Justice Released from Prison in 1985 Murders, But Gets Civil Confinement
By Melinda Miller, Sep 16, 2015, Buffalo News
When John D. Justice landed back behind bars eight years ago after failing at parole, he asked that he be allowed to serve his complete sentence for killing his parents, brother and neighbor, believing he later could walk out of prison free from any restrictions.
He got his wish, at least partially. Justice was released from a state prison earlier this month after serving nearly 30 years to the day when he committed one of the most notorious crimes in recent local history – killing his family in their Kenmore home and then killing another man in what he described as a suicide attempt.
But Justice, now 47, didn’t walk out the gates of the Great Meadow Correctional Facility in Washington County on his own on Sept. 4.
“John Justice was released from the custody of the Department of Corrections and committed to the custody of the Office of Mental Health,” Erie County District Attorney Frank A. Sedita III said Wednesday – the anniversary of the killings.
State Supreme Court Justice Stan Pritzker in Washington County granted the state’s request in late August that Justice be declared mentally unfit for release, Sedita said.

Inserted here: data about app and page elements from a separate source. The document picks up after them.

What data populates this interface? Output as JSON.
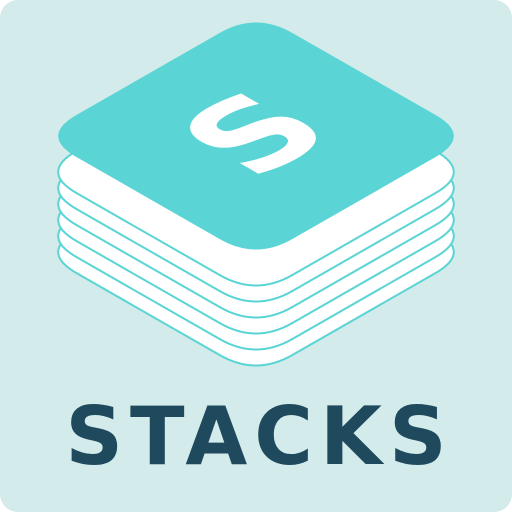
{
  "app": {
    "name": "STACKS",
    "monogram": "S"
  },
  "colors": {
    "background": "#d3ebea",
    "accent": "#5ad4d4",
    "layer_fill": "#ffffff",
    "layer_stroke": "#5ad4d4",
    "wordmark": "#1f4a5e",
    "monogram": "#ffffff"
  },
  "icons": {
    "logo": "stacked-layers-icon"
  }
}
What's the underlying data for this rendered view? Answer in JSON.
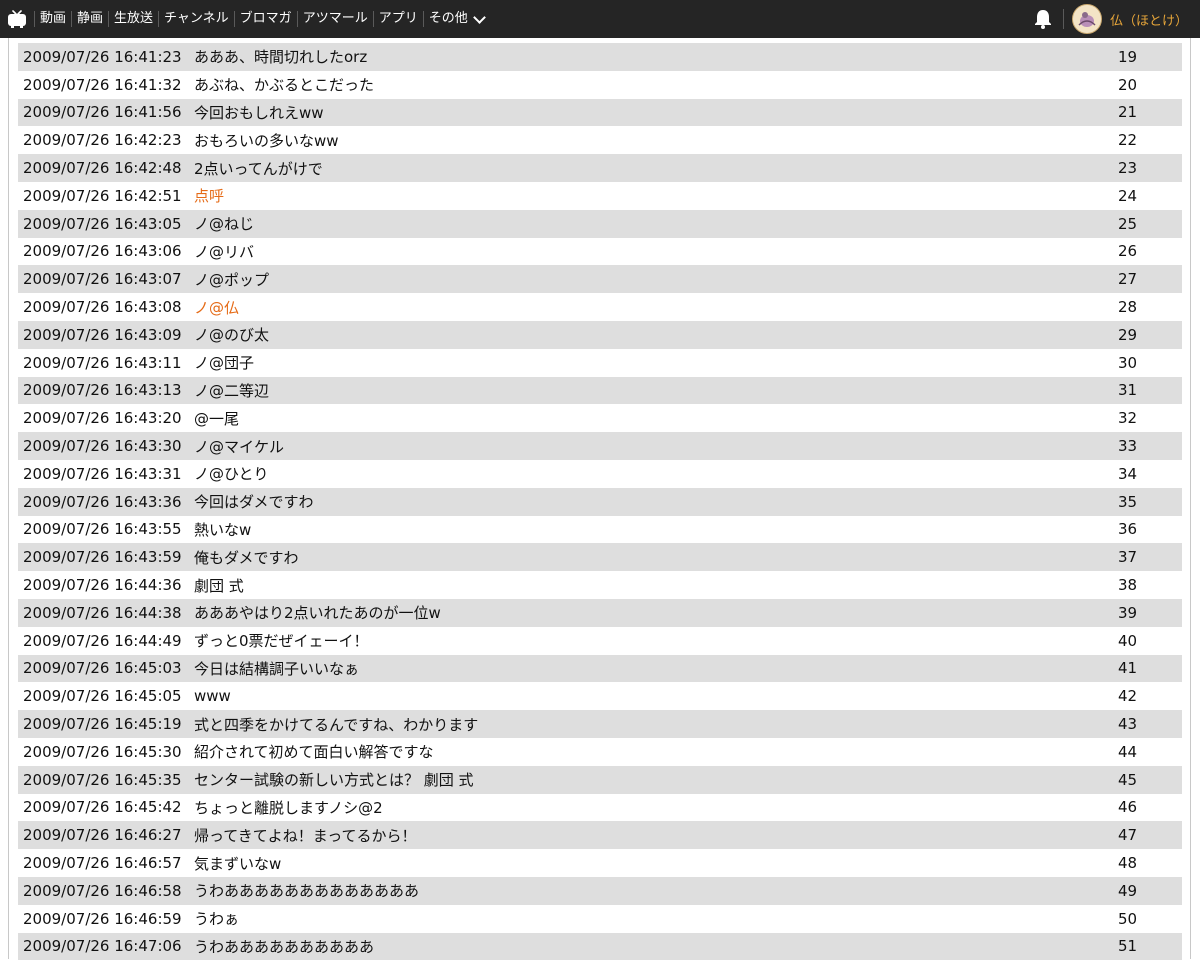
{
  "nav": {
    "items": [
      "動画",
      "静画",
      "生放送",
      "チャンネル",
      "ブロマガ",
      "アツマール",
      "アプリ"
    ],
    "more_label": "その他"
  },
  "user": {
    "name": "仏（ほとけ）"
  },
  "colors": {
    "topbar": "#252525",
    "highlight": "#e56b17",
    "row_shade": "#dedede",
    "username": "#e7a63a"
  },
  "comments": [
    {
      "datetime": "2009/07/26 16:41:23",
      "text": "あああ、時間切れしたorz",
      "no": "19",
      "highlight": false
    },
    {
      "datetime": "2009/07/26 16:41:32",
      "text": "あぶね、かぶるとこだった",
      "no": "20",
      "highlight": false
    },
    {
      "datetime": "2009/07/26 16:41:56",
      "text": "今回おもしれえww",
      "no": "21",
      "highlight": false
    },
    {
      "datetime": "2009/07/26 16:42:23",
      "text": "おもろいの多いなww",
      "no": "22",
      "highlight": false
    },
    {
      "datetime": "2009/07/26 16:42:48",
      "text": "2点いってんがけで",
      "no": "23",
      "highlight": false
    },
    {
      "datetime": "2009/07/26 16:42:51",
      "text": "点呼",
      "no": "24",
      "highlight": true
    },
    {
      "datetime": "2009/07/26 16:43:05",
      "text": "ノ@ねじ",
      "no": "25",
      "highlight": false
    },
    {
      "datetime": "2009/07/26 16:43:06",
      "text": "ノ@リバ",
      "no": "26",
      "highlight": false
    },
    {
      "datetime": "2009/07/26 16:43:07",
      "text": "ノ@ポップ",
      "no": "27",
      "highlight": false
    },
    {
      "datetime": "2009/07/26 16:43:08",
      "text": "ノ@仏",
      "no": "28",
      "highlight": true
    },
    {
      "datetime": "2009/07/26 16:43:09",
      "text": "ノ@のび太",
      "no": "29",
      "highlight": false
    },
    {
      "datetime": "2009/07/26 16:43:11",
      "text": "ノ@団子",
      "no": "30",
      "highlight": false
    },
    {
      "datetime": "2009/07/26 16:43:13",
      "text": "ノ@二等辺",
      "no": "31",
      "highlight": false
    },
    {
      "datetime": "2009/07/26 16:43:20",
      "text": "@一尾",
      "no": "32",
      "highlight": false
    },
    {
      "datetime": "2009/07/26 16:43:30",
      "text": "ノ@マイケル",
      "no": "33",
      "highlight": false
    },
    {
      "datetime": "2009/07/26 16:43:31",
      "text": "ノ@ひとり",
      "no": "34",
      "highlight": false
    },
    {
      "datetime": "2009/07/26 16:43:36",
      "text": "今回はダメですわ",
      "no": "35",
      "highlight": false
    },
    {
      "datetime": "2009/07/26 16:43:55",
      "text": "熱いなw",
      "no": "36",
      "highlight": false
    },
    {
      "datetime": "2009/07/26 16:43:59",
      "text": "俺もダメですわ",
      "no": "37",
      "highlight": false
    },
    {
      "datetime": "2009/07/26 16:44:36",
      "text": "劇団 式",
      "no": "38",
      "highlight": false
    },
    {
      "datetime": "2009/07/26 16:44:38",
      "text": "あああやはり2点いれたあのが一位w",
      "no": "39",
      "highlight": false
    },
    {
      "datetime": "2009/07/26 16:44:49",
      "text": "ずっと0票だぜイェーイ！",
      "no": "40",
      "highlight": false
    },
    {
      "datetime": "2009/07/26 16:45:03",
      "text": "今日は結構調子いいなぁ",
      "no": "41",
      "highlight": false
    },
    {
      "datetime": "2009/07/26 16:45:05",
      "text": "www",
      "no": "42",
      "highlight": false
    },
    {
      "datetime": "2009/07/26 16:45:19",
      "text": "式と四季をかけてるんですね、わかります",
      "no": "43",
      "highlight": false
    },
    {
      "datetime": "2009/07/26 16:45:30",
      "text": "紹介されて初めて面白い解答ですな",
      "no": "44",
      "highlight": false
    },
    {
      "datetime": "2009/07/26 16:45:35",
      "text": "センター試験の新しい方式とは？ 劇団 式",
      "no": "45",
      "highlight": false
    },
    {
      "datetime": "2009/07/26 16:45:42",
      "text": "ちょっと離脱しますノシ@2",
      "no": "46",
      "highlight": false
    },
    {
      "datetime": "2009/07/26 16:46:27",
      "text": "帰ってきてよね！まってるから！",
      "no": "47",
      "highlight": false
    },
    {
      "datetime": "2009/07/26 16:46:57",
      "text": "気まずいなw",
      "no": "48",
      "highlight": false
    },
    {
      "datetime": "2009/07/26 16:46:58",
      "text": "うわあああああああああああああ",
      "no": "49",
      "highlight": false
    },
    {
      "datetime": "2009/07/26 16:46:59",
      "text": "うわぁ",
      "no": "50",
      "highlight": false
    },
    {
      "datetime": "2009/07/26 16:47:06",
      "text": "うわああああああああああ",
      "no": "51",
      "highlight": false
    }
  ]
}
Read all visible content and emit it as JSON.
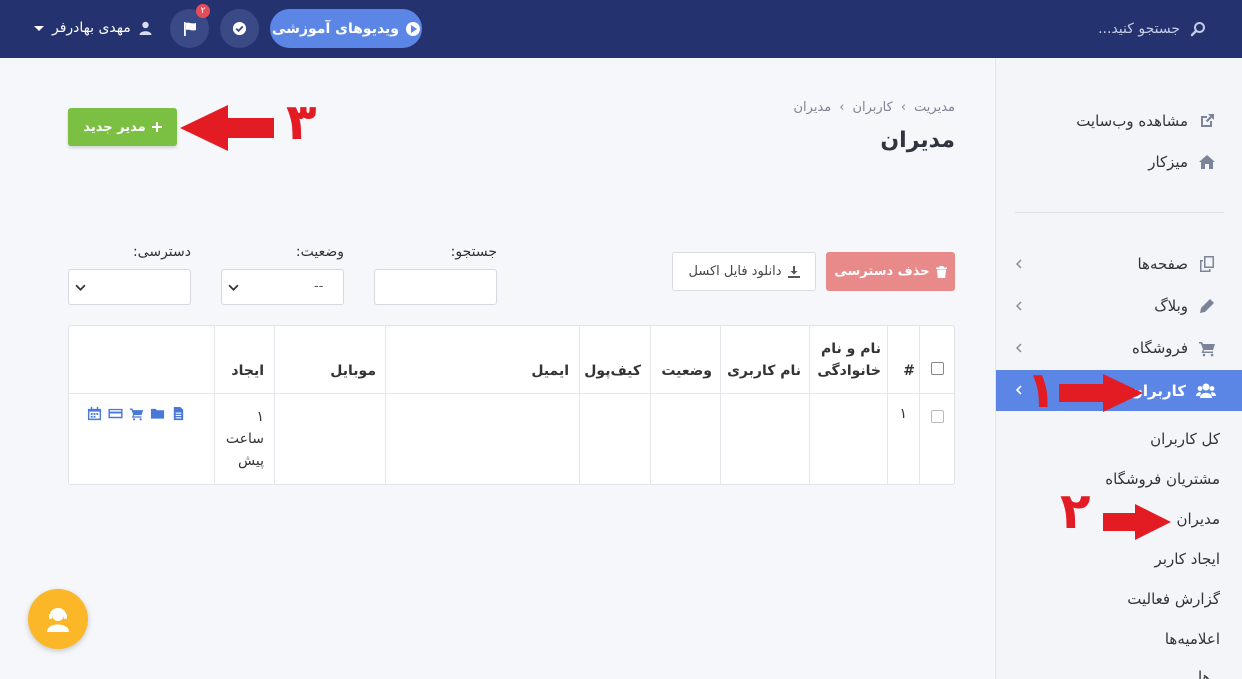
{
  "topbar": {
    "search_placeholder": "جستجو کنید...",
    "videos_button": "ویدیوهای آموزشی",
    "notif_count": "۲",
    "user_name": "مهدی بهادرفر"
  },
  "sidebar": {
    "top_items": [
      {
        "label": "مشاهده وب‌سایت",
        "icon": "external-link-icon"
      },
      {
        "label": "میزکار",
        "icon": "home-icon"
      }
    ],
    "menu_items": [
      {
        "label": "صفحه‌ها",
        "icon": "pages-icon"
      },
      {
        "label": "وبلاگ",
        "icon": "pencil-icon"
      },
      {
        "label": "فروشگاه",
        "icon": "cart-icon"
      },
      {
        "label": "کاربران",
        "icon": "users-icon",
        "active": true
      }
    ],
    "sub_items": [
      "کل کاربران",
      "مشتریان فروشگاه",
      "مدیران",
      "ایجاد کاربر",
      "گزارش فعالیت",
      "اعلامیه‌ها",
      "..ها"
    ]
  },
  "breadcrumb": [
    "مدیریت",
    "کاربران",
    "مدیران"
  ],
  "breadcrumb_sep": "›",
  "page_title": "مدیران",
  "buttons": {
    "new_admin": "مدیر جدید",
    "delete_access": "حذف دسترسی",
    "download_excel": "دانلود فایل اکسل"
  },
  "filters": {
    "search_label": "جستجو:",
    "status_label": "وضعیت:",
    "status_value": "--",
    "access_label": "دسترسی:"
  },
  "table": {
    "headers": {
      "number": "#",
      "full_name": "نام و نام خانوادگی",
      "username": "نام کاربری",
      "status": "وضعیت",
      "wallet": "کیف‌پول",
      "email": "ایمیل",
      "mobile": "موبایل",
      "created": "ایجاد"
    },
    "rows": [
      {
        "number": "۱",
        "created_line1": "۱",
        "created_line2": "ساعت",
        "created_line3": "پیش"
      }
    ]
  },
  "annotations": {
    "step1": "۱",
    "step2": "۲",
    "step3": "۳"
  },
  "colors": {
    "topbar": "#243370",
    "accent": "#5b86e5",
    "success": "#7bc043",
    "danger": "#e88a8a",
    "annotation": "#e31b23"
  }
}
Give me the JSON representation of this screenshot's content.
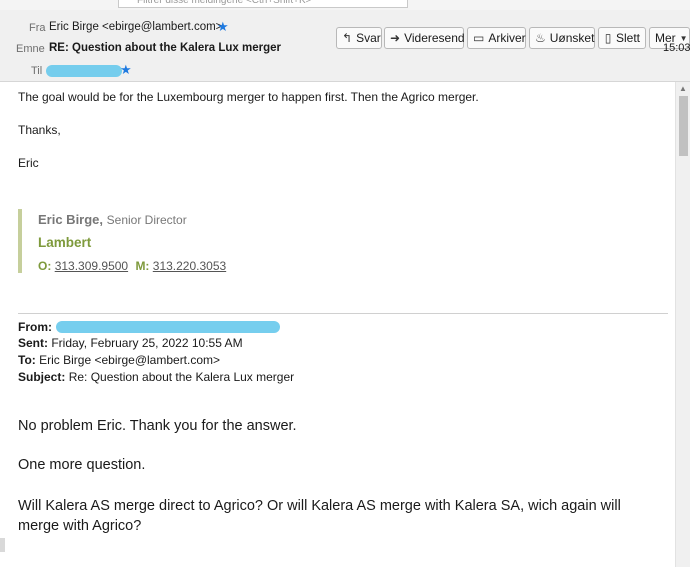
{
  "filter_bar": {
    "placeholder": "Filtrer disse meldingene <Ctrl+Shift+K>"
  },
  "header": {
    "from_label": "Fra",
    "from_value": "Eric Birge <ebirge@lambert.com>",
    "subject_label": "Emne",
    "subject_value": "RE: Question about the Kalera Lux merger",
    "to_label": "Til",
    "time": "15:03"
  },
  "toolbar": {
    "reply": "Svar",
    "forward": "Videresend",
    "archive": "Arkiver",
    "junk": "Uønsket",
    "delete": "Slett",
    "more": "Mer"
  },
  "body": {
    "line1": "The goal would be for the Luxembourg merger to happen first. Then the Agrico merger.",
    "thanks": "Thanks,",
    "name": "Eric"
  },
  "signature": {
    "name": "Eric Birge,",
    "title": "Senior Director",
    "company": "Lambert",
    "office_label": "O:",
    "office_phone": "313.309.9500",
    "mobile_label": "M:",
    "mobile_phone": "313.220.3053"
  },
  "quoted": {
    "from_label": "From:",
    "sent_label": "Sent:",
    "sent_value": "Friday, February 25, 2022 10:55 AM",
    "to_label": "To:",
    "to_value": "Eric Birge <ebirge@lambert.com>",
    "subject_label": "Subject:",
    "subject_value": "Re: Question about the Kalera Lux merger"
  },
  "message": {
    "line1": "No problem Eric. Thank you for the answer.",
    "line2": "One more question.",
    "line3": "Will Kalera AS merge direct to Agrico? Or will Kalera AS merge with Kalera SA, wich again will merge with Agrico?"
  }
}
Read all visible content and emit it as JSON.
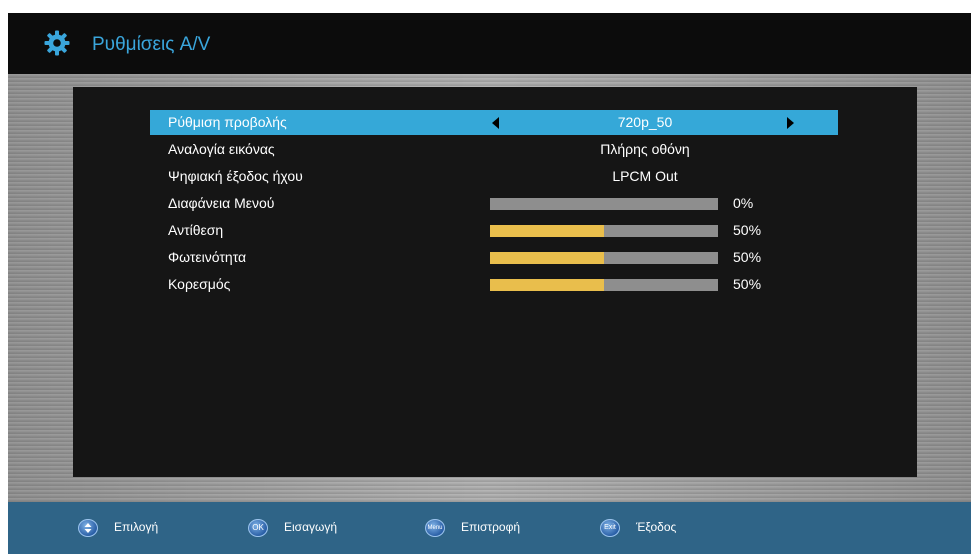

The result is that Justice would now be committed to a secure psychiatric facility.
Because the judge ordered that the court proceedings be sealed, Sedita said he was not able to say exactly what the judge’s ruling was or where Justice is now being held.
One likely possibility is that Justice was declared dangerously mentally ill, which allows for a person’s involuntary commitment to a mental health facility. New York has several secure mental health centers for individuals who, according to the law, “have demonstrated violent or homicidal behavior that could put other people at a reasonable fear of being harmed.”
The Department of Corrections notified the Kenmore Police Department that Justice was being released from prison but didn’t indicate where he went.
“Normally, when we get these things … they usually give us some kind of address or idea where they’ll be living,” Chief Peter Breitnauer said Wednesday. “This had nothing on it.”
Breitnauer checked with the state Division of Parole and was told that Justice still was incarcerated on a civil commitment, without saying where.
Justice could have been taken to the Mid-Hudson or the Kirby forensic psychiatric centers or the Rochester Regional Forensic Unit for ongoing treatment.
Justice was 17 years old and an honor student at Kenmore West High School when he fatally stabbed his parents, John W. and Mary Justice, both 37, and his brother, Mark, 13, at their home on Mang Avenue, and then rear-ended a car on Military Road driven by Wayne Haun, 22, at 80 mph, killing Haun.
He eventually was found not guilty by reason of insanity in the murders of his father and brother and, after an initial verdict was overturned, was found guilty of manslaughter in the deaths of his mother and Haun.
His former defense attorney John R. Nuchereno has said of Justice, “He functions with high intellect, which runs parallel to a devastating mental disease.”
Justice spent part of his time in prison formulating and filing dozens of lawsuits pertaining to the handling of his case. He was released in September 2005 but wound up back in prison two years later for violating the conditions of his parole, reportedly by threatening workers at the Buffalo halfway house where he lived.
Prior to being returned to state prison in 2007, Justice told The News that he would prefer to remain behind bars rather than live in a halfway house again.
In 2013, Nuchereno, who was no longer representing Justice, said that during the parole hearings in 2006, Justice voluntarily resubmitted himself to the jurisdiction of the Office of Mental Health, perhaps assuming it would help his case.
“I don’t think he realized he was resubmitting to possible lifelong jurisdiction,” Nuchereno said at the time.
People such as Justice who are under involuntary civil commitment face an open-ended term of confinement, with any future possibility of release dependent on the results of periodic evaluations of their mental health and stability.